PublisherThe University of Arizona.
RightsCopyright © is held by the author. Digital access to this material is made possible by the University Libraries, University of Arizona. Further transmission, reproduction, presentation (such as public display or performance) of protected items is prohibited except with permission of the author.

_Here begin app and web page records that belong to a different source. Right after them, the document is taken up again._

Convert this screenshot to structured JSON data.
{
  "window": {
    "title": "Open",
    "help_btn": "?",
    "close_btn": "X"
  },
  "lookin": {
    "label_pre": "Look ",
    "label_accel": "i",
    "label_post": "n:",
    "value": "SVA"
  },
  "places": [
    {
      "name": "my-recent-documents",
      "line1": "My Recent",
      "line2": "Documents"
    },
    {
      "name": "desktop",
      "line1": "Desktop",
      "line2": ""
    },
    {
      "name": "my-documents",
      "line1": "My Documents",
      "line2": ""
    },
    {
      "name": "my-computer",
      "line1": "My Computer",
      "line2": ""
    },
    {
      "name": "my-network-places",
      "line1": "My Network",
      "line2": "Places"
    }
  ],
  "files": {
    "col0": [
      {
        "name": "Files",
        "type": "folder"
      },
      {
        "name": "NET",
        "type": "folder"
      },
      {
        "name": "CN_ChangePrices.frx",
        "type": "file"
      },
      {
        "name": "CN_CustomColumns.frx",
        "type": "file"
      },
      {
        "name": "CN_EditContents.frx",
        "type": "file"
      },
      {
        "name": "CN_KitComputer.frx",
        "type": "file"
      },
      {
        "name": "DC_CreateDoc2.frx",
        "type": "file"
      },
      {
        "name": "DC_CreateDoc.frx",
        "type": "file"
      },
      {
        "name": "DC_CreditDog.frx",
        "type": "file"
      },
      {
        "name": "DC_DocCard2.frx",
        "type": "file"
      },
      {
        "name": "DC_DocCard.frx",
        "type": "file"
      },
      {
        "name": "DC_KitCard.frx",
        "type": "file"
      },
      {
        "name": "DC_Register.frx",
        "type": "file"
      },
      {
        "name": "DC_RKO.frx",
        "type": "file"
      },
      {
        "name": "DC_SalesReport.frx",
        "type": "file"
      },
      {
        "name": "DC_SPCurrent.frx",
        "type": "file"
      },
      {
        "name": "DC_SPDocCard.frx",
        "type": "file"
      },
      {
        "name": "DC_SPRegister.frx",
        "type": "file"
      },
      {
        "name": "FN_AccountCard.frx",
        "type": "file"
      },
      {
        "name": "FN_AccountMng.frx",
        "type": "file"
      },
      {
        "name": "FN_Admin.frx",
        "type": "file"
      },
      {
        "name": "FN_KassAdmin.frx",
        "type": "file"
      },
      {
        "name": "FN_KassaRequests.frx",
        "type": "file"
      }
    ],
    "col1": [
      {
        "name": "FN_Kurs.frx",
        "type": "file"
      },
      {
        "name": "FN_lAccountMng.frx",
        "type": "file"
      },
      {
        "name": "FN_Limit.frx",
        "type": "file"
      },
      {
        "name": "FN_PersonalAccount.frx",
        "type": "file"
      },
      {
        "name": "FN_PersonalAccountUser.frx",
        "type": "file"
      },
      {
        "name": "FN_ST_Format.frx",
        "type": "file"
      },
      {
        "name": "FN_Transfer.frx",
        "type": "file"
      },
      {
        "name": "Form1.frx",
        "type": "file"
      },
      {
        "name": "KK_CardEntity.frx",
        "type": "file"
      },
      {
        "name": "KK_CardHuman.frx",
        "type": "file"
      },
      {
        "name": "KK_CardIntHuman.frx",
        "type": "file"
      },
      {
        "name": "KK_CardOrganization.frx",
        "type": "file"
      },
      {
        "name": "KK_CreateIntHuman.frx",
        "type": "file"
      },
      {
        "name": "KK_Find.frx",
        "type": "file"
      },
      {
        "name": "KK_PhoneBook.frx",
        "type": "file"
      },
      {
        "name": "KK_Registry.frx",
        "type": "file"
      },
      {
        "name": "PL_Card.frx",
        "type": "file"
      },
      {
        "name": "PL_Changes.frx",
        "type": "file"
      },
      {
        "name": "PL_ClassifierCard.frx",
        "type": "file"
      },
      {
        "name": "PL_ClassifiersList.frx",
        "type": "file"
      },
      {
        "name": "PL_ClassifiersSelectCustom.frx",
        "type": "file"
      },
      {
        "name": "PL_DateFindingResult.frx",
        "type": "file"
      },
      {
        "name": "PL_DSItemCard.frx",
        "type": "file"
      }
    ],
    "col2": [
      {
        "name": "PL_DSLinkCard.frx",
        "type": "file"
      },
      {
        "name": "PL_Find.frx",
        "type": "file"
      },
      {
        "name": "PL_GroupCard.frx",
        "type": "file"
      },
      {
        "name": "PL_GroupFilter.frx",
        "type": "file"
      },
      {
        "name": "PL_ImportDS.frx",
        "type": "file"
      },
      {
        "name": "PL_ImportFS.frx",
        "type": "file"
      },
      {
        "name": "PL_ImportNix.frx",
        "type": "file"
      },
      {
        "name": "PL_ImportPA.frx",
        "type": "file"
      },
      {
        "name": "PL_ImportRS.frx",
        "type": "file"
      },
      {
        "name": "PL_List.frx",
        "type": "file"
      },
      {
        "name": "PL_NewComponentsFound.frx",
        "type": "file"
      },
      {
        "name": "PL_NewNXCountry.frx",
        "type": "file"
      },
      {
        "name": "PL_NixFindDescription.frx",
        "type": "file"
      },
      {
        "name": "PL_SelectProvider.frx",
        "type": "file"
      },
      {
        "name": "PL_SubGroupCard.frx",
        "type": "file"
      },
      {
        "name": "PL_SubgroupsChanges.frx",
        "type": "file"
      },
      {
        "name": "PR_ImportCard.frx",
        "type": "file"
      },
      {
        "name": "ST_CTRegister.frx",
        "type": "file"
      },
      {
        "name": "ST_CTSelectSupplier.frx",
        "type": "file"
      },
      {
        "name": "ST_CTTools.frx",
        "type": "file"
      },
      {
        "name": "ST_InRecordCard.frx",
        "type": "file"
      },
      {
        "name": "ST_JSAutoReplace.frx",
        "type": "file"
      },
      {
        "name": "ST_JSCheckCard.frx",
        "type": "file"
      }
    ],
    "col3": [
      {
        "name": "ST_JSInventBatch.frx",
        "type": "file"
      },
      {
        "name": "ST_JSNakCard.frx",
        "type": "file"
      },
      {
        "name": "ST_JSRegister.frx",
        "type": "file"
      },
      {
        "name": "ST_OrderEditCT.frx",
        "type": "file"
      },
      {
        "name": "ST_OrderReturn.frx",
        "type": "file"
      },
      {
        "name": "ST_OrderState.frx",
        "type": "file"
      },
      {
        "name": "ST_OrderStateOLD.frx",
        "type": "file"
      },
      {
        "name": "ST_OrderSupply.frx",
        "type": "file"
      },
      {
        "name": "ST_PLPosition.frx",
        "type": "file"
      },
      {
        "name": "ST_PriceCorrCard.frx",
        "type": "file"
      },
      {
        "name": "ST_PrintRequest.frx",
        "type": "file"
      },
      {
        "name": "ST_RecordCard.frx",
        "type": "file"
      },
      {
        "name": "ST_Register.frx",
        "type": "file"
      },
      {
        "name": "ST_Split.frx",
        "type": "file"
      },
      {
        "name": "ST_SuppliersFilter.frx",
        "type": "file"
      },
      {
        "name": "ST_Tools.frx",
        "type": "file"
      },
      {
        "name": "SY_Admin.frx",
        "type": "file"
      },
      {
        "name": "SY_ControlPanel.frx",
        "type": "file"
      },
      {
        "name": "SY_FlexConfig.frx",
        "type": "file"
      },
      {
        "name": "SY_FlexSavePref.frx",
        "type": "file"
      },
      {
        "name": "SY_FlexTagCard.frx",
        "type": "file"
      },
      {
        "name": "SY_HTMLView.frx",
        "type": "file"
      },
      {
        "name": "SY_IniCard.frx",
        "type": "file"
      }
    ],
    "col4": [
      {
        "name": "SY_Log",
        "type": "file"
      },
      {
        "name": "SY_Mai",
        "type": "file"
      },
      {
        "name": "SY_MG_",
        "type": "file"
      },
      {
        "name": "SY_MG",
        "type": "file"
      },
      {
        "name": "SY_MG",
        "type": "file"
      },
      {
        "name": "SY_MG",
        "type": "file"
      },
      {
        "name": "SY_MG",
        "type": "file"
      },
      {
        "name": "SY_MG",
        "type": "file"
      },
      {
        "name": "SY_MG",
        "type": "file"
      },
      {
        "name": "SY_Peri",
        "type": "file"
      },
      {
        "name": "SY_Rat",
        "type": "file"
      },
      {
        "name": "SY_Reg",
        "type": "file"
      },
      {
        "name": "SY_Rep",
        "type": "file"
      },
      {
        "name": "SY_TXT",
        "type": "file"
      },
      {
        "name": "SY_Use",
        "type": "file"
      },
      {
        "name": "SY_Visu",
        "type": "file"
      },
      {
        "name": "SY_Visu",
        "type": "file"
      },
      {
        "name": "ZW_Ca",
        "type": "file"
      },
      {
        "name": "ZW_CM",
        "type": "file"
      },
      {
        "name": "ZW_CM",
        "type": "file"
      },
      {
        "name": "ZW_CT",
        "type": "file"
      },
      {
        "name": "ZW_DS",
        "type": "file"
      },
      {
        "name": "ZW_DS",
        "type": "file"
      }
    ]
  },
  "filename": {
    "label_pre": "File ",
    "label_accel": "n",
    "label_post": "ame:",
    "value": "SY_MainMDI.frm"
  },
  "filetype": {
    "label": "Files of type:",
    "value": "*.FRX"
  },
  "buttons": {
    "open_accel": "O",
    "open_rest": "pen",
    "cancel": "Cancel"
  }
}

AbstractMy dissertation adopts analytical method to understand how firms innovate their marketing activities in response to the constantly changing business environment, and how such activities impact the behavior and wellbeing of consumers. In essay 1, I develop a profit-enhancing selling method, contingency selling, that is tailored to the unique features of sports events marketing, including capacity constraints, game uncertainty, and preference heterogeneity. I find that when the capacity constraint is tight, contingency selling outperforms other selling mechanisms such as traditional selling with or without a secondary market, spot selling, and ticket options. Essay 2 focuses on “all-or-nothing”, a unique feature of crowdfunding. I show that when the new product’s market potential is uncertain, the “all-or-nothing” feature provides double benefits to the entrepreneur. First, it safeguards the entrepreneur against the downside market uncertainty. Second, this safeguard enables the entrepreneur to take advantage of the upside uncertainty by producing products of higher quality, which are typically associated with higher risk. Jointly, these two effects lead to the counter-intuitive result that that crowdfunding allows the entrepreneur to benefit from high degree of uncertainty.
Degree ProgramGraduate College